→ Exercise details: Wherever "Datenbank" appears in the records below, copy the line that holds it.

→ Dataset:

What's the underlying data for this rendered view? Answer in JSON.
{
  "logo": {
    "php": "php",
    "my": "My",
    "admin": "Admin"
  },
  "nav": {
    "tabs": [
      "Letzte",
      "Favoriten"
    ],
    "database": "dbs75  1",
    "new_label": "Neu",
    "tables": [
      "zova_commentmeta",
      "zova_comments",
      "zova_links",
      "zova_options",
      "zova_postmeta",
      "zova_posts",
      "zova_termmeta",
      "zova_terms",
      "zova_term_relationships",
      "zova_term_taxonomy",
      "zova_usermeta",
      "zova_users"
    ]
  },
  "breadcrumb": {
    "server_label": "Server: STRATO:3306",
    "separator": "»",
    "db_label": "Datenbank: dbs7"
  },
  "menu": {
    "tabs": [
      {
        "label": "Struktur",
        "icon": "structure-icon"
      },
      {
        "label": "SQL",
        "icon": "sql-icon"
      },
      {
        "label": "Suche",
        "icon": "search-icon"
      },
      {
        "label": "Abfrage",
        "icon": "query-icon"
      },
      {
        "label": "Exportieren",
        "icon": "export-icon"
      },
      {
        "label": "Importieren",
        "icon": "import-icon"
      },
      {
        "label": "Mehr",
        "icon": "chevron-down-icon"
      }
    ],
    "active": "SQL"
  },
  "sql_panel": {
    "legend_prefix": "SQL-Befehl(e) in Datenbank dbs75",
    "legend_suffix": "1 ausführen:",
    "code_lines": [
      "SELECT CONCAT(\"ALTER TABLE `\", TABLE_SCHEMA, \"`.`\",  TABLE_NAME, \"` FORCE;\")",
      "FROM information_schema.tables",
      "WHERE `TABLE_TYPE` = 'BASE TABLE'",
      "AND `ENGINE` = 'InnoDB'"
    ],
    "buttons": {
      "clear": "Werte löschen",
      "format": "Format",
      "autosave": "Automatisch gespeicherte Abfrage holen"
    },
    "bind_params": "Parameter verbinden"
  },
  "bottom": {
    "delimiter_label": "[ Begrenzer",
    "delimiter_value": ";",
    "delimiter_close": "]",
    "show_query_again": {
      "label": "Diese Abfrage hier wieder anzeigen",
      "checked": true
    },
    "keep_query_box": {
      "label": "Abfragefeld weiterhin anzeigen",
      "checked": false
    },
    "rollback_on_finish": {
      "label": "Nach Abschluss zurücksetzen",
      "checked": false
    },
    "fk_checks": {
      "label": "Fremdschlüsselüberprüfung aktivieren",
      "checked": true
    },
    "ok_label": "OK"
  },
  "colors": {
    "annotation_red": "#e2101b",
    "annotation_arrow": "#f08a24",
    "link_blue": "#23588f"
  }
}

→ Response to this task:
    "db_label": "Datenbank: dbs7"
    "legend_prefix": "SQL-Befehl(e) in Datenbank dbs75",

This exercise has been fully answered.